46: Title Page: Title page (Cover Page) only in a business report not an academic report Center the page horizontally and vertically Include the following information (minimum): Report title Writer’s name Date The course name and teacher’s name may also be included
47: Table of Contents: Table of Contents: an outline of the side and paragraph headings in a report with their respective page numbers Follows the title page Margins are the same as for the report (using a 2” top margin) Center the heading in all caps Each entry refers to a major section and should be keyed in initials caps Use right aligned tabs for creating leaders from the entry to its respective page number Number the page at the bottom center using lowercase Roman numerals (I, ii, iii, etc.)
48: Bibliography: Pretty much the same as a sources cited and may involve direct quotes from websites and is used to show your sources.
49: Tables Again: They are used to help explain or display data and often are used for some reports or presentations.
50: Objective 6 Spreadsheets
51: Spreadsheet Formulas Some spreadsheet formulas you need to know are: =sum(A2:A5) =average(A2:A4) =(b12+b11) =(c5-c9) =(c2*c4) =(d4/d1)
52: A cell is a single block in a spreadsheet A column is a vertical group of cells ABC A row is a horizontal group of cells 123 A formula is the letters or numbers you put in a cell EX. =AVERAGE(B2:B5)
53: Spreadsheets are the most common software on every computer because they can be used for so many things like checks and budgets... B17 Letter before number when called out (like Battleship) Fast and Accurate Can answer “What is?” students’ current grade (school), individual athlete statistics (sports), transportation schedules (business), current $ available for spending (personal), census results. Can answer “What if?” student population increase(school), win/loss record change(sports), product sales decrease(business), hourly wage rate changes(personal).
54: Active Cell- The cell ready for data entry Alignment- When data is entered into a cell, the default alignment is labels to the left and values to the right Cell- Intersection of a row and column and is identified by a cell reference. Cell range- A selected group of cells that form a rectangle Cell reference- The column letter and the row number Example: C12 Column- Identified by letters that appear at the top of the spreadsheetVertical Formula- Equations with symbols for math operations Example =B6+B7+b8+B9 Function- Special formulas that do not use operators to calculate a result i.e. A shortcut formula Example: =sum(A6:A9) Label- Text, symbols, dates, or numbers not used in calculations
55: Rows- Identified by numbers on the left side of the spreadsheet Horizontal Spreadsheet- A program that allows you to use rows and columns of data to manage, predict, and present information.
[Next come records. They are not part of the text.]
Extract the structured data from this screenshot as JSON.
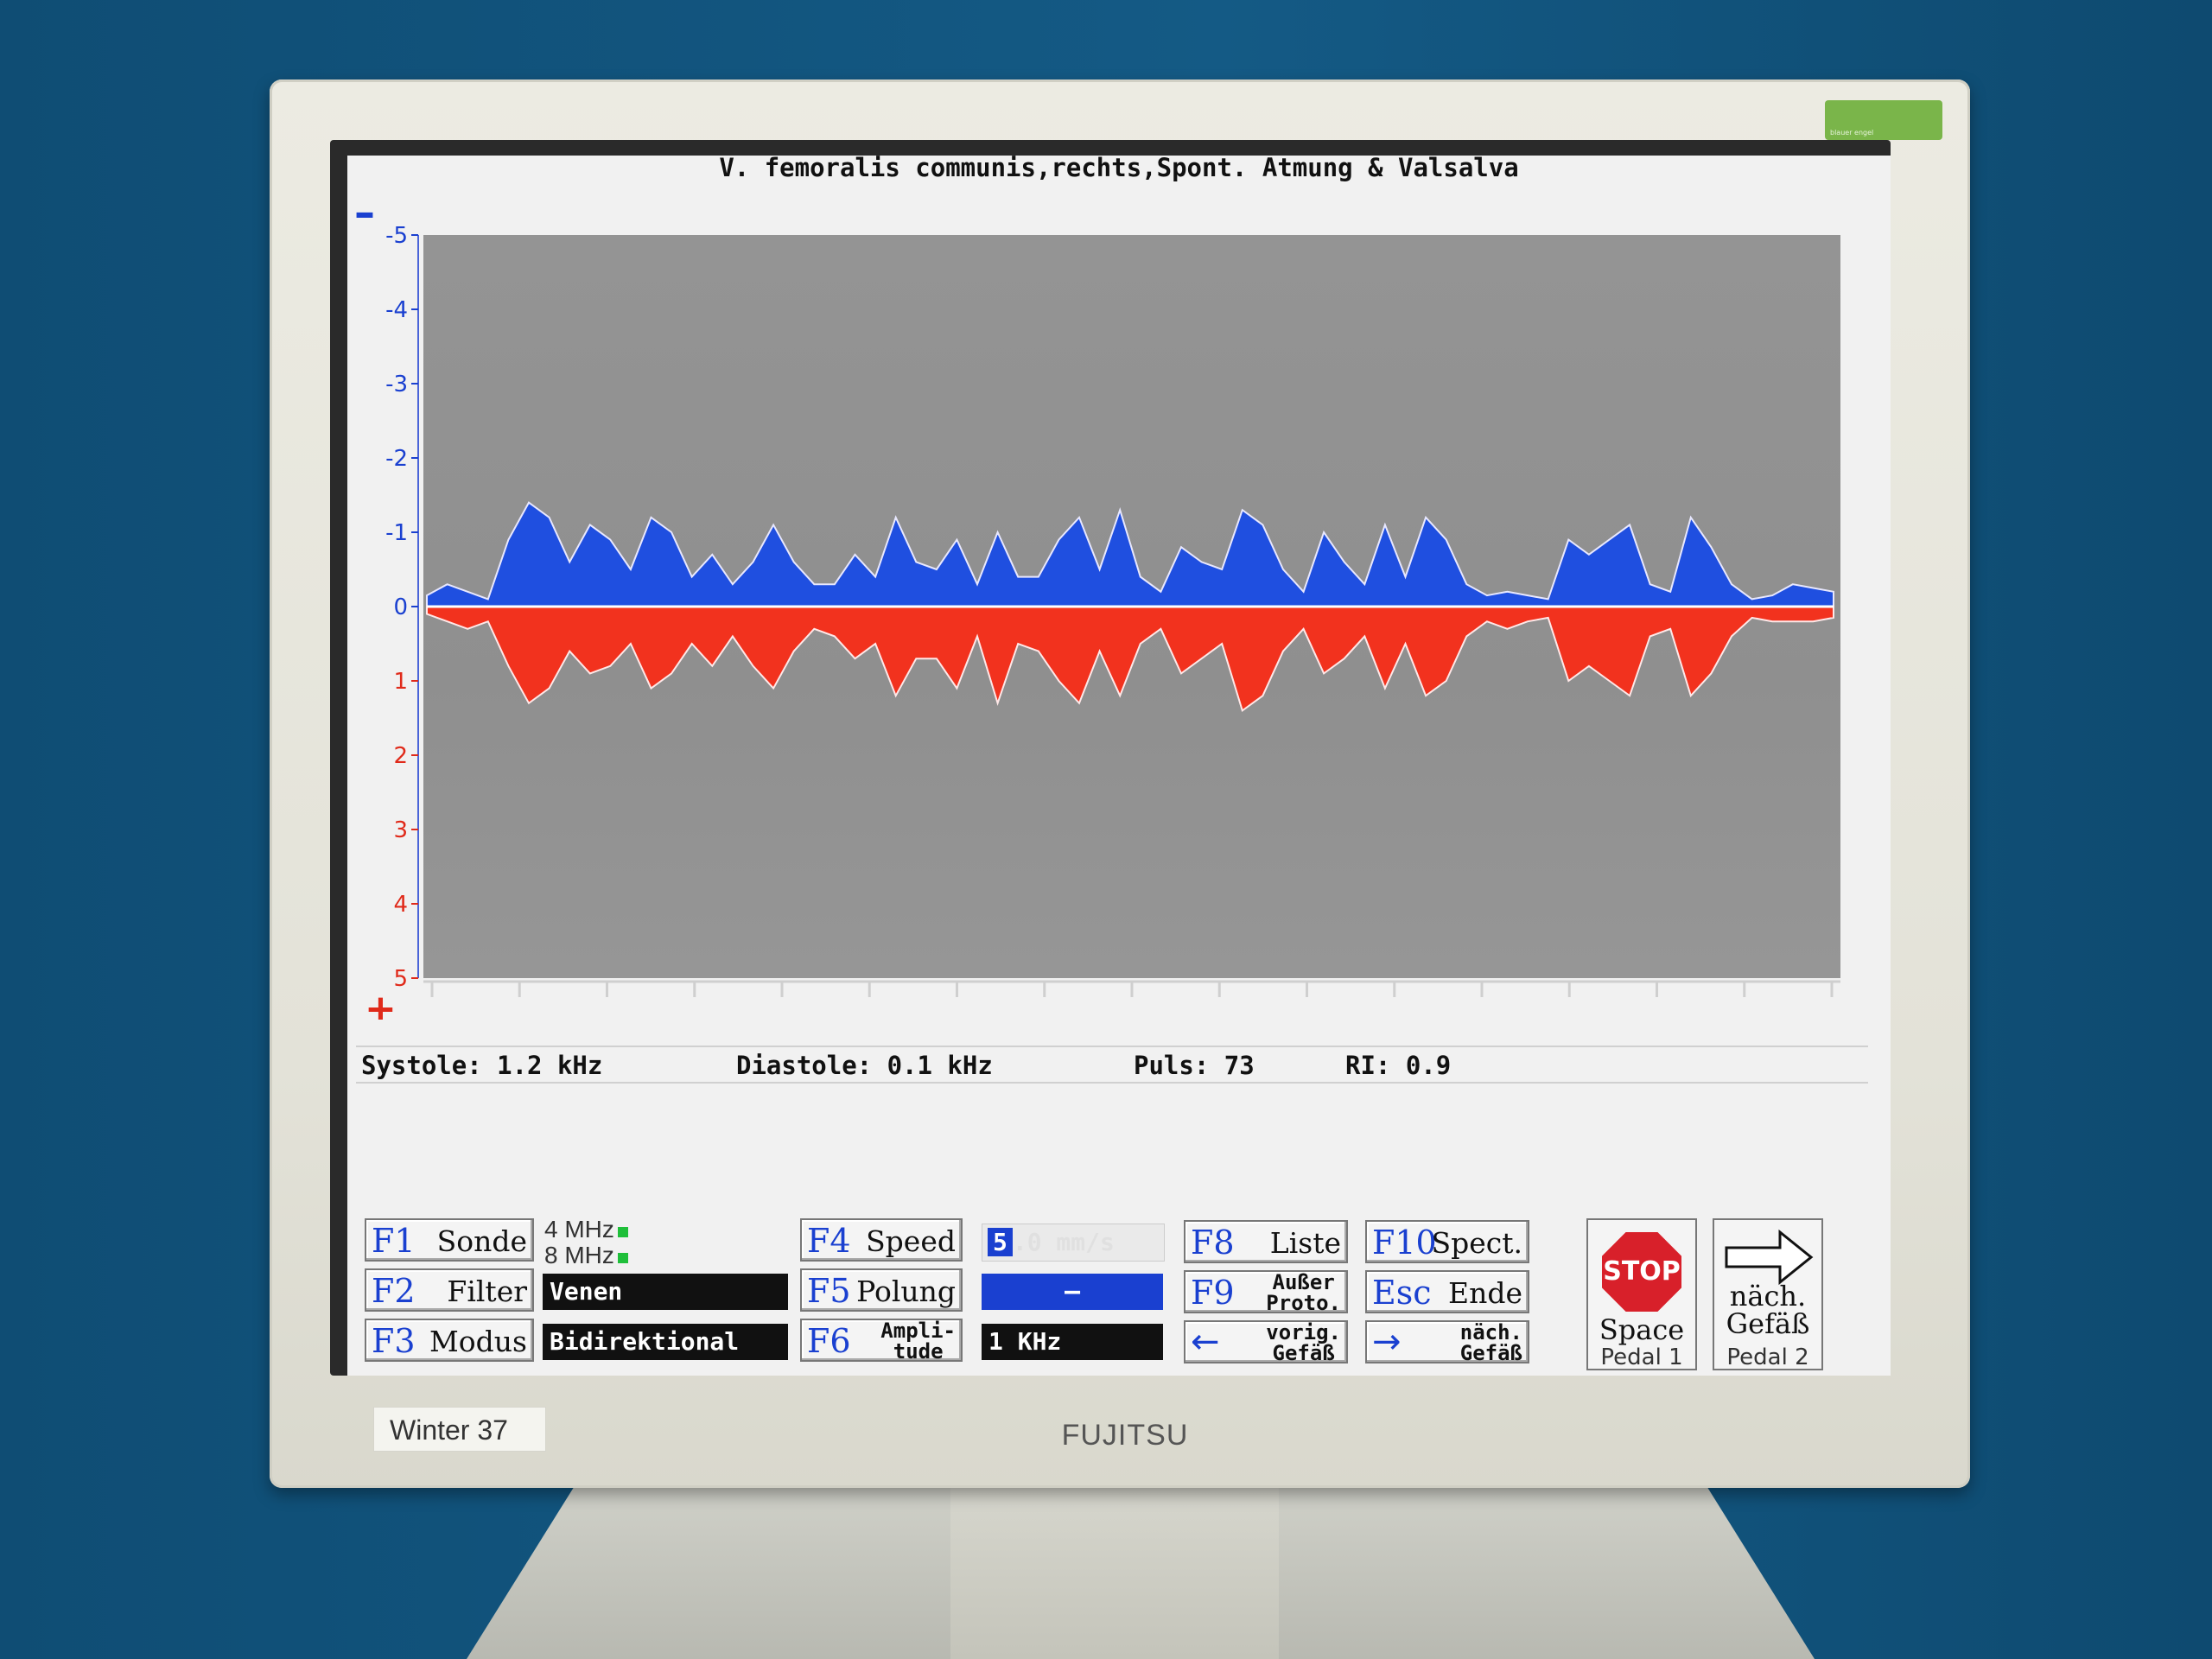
{
  "title": "V. femoralis communis,rechts,Spont. Atmung & Valsalva",
  "stats": {
    "systole": "Systole: 1.2 kHz",
    "diastole": "Diastole: 0.1 kHz",
    "puls": "Puls: 73",
    "ri": "RI: 0.9"
  },
  "keys": {
    "f1": {
      "key": "F1",
      "label": "Sonde"
    },
    "f2": {
      "key": "F2",
      "label": "Filter"
    },
    "f3": {
      "key": "F3",
      "label": "Modus"
    },
    "f4": {
      "key": "F4",
      "label": "Speed"
    },
    "f5": {
      "key": "F5",
      "label": "Polung"
    },
    "f6": {
      "key": "F6",
      "label_line1": "Ampli-",
      "label_line2": "tude"
    },
    "f8": {
      "key": "F8",
      "label": "Liste"
    },
    "f9": {
      "key": "F9",
      "label_line1": "Außer",
      "label_line2": "Proto."
    },
    "f10": {
      "key": "F10",
      "label": "Spect."
    },
    "esc": {
      "key": "Esc",
      "label": "Ende"
    },
    "prev": {
      "arrow": "←",
      "label_line1": "vorig.",
      "label_line2": "Gefäß"
    },
    "next": {
      "arrow": "→",
      "label_line1": "näch.",
      "label_line2": "Gefäß"
    }
  },
  "probe": {
    "mhz4": "4 MHz",
    "mhz8": "8 MHz"
  },
  "values": {
    "filter": "Venen",
    "modus": "Bidirektional",
    "speed_digit": "5",
    "speed_rest": ".0 mm/s",
    "polung": "–",
    "amplitude": "1 KHz"
  },
  "stop": {
    "sign": "STOP",
    "label": "Space",
    "pedal": "Pedal 1"
  },
  "next_vessel": {
    "label_line1": "näch.",
    "label_line2": "Gefäß",
    "pedal": "Pedal 2"
  },
  "monitor": {
    "label": "Winter 37",
    "brand": "FUJITSU"
  },
  "colors": {
    "upper": "#1f4fe0",
    "lower": "#f2321e",
    "plot_bg": "#929292",
    "key_blue": "#1a40d0"
  },
  "chart_data": {
    "type": "area",
    "yaxis_ticks": [
      "-5",
      "-4",
      "-3",
      "-2",
      "-1",
      "0",
      "1",
      "2",
      "3",
      "4",
      "5"
    ],
    "ylim": [
      -5,
      5
    ],
    "axis_marks": {
      "minus": "–",
      "plus": "+"
    },
    "series": [
      {
        "values": [
          0.15,
          0.3,
          0.2,
          0.1,
          0.9,
          1.4,
          1.2,
          0.6,
          1.1,
          0.9,
          0.5,
          1.2,
          1.0,
          0.4,
          0.7,
          0.3,
          0.6,
          1.1,
          0.6,
          0.3,
          0.3,
          0.7,
          0.4,
          1.2,
          0.6,
          0.5,
          0.9,
          0.3,
          1.0,
          0.4,
          0.4,
          0.9,
          1.2,
          0.5,
          1.3,
          0.4,
          0.2,
          0.8,
          0.6,
          0.5,
          1.3,
          1.1,
          0.5,
          0.2,
          1.0,
          0.6,
          0.3,
          1.1,
          0.4,
          1.2,
          0.9,
          0.3,
          0.15,
          0.2,
          0.15,
          0.1,
          0.9,
          0.7,
          0.9,
          1.1,
          0.3,
          0.2,
          1.2,
          0.8,
          0.3,
          0.1,
          0.15,
          0.3,
          0.25,
          0.2
        ]
      },
      {
        "values": [
          0.1,
          0.2,
          0.3,
          0.2,
          0.8,
          1.3,
          1.1,
          0.6,
          0.9,
          0.8,
          0.5,
          1.1,
          0.9,
          0.5,
          0.8,
          0.4,
          0.8,
          1.1,
          0.6,
          0.3,
          0.4,
          0.7,
          0.5,
          1.2,
          0.7,
          0.7,
          1.1,
          0.4,
          1.3,
          0.5,
          0.6,
          1.0,
          1.3,
          0.6,
          1.2,
          0.5,
          0.3,
          0.9,
          0.7,
          0.5,
          1.4,
          1.2,
          0.6,
          0.3,
          0.9,
          0.7,
          0.4,
          1.1,
          0.5,
          1.2,
          1.0,
          0.4,
          0.2,
          0.3,
          0.2,
          0.15,
          1.0,
          0.8,
          1.0,
          1.2,
          0.4,
          0.3,
          1.2,
          0.9,
          0.4,
          0.15,
          0.2,
          0.2,
          0.2,
          0.15
        ]
      }
    ]
  }
}
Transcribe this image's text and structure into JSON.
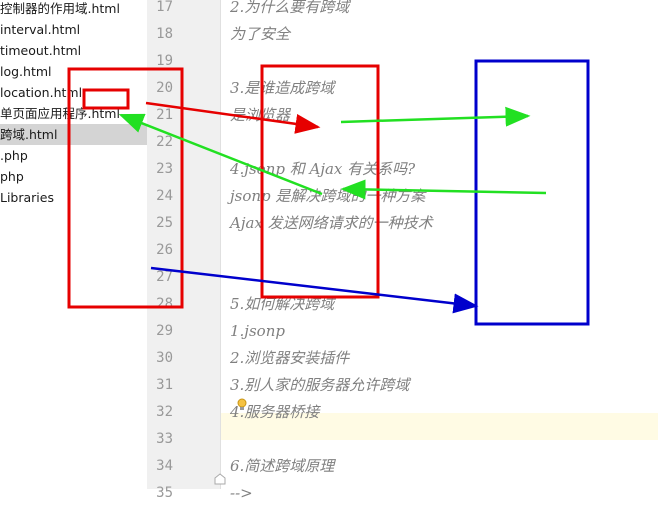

Value- A number entered into a spreadsheet cell that will be used for calculations Sum- Adds the range Average- Averages the range Add+A1+B1 Subtract-C3-D4 Multiply*B6*A2 Divide/F1/F3 Parenthesis() Exponent ^ Please Excuse My Dear Aunt Sallie Parenthesis Exponent Multiply Divide Add Subtract P.E.M.D.A.S.
56: Databases Objective 7
57: Notes A database is like a container. Kept on flat files When you open a database, you must immediately save it. Used to be called relational Databases Use Criteria to search for specific things they want Reports are used in these as well
58: Notes Continued The four types of data that go in a database are: TABLES: house of all your data FORM: way of accessing on a screen REPORTS: any printout used in business QUERY: to find out the answer (QUERIES) means question
59: REMEMBER DATABASES MAY CONTAIN MULTIPLE TABLES!
60: Objective 8 Speed & Accuracy
61: Graphs of My speed, accuracy, and GWAM on the full table and stats.
62: Here is my modified and averaged chart for Microtype.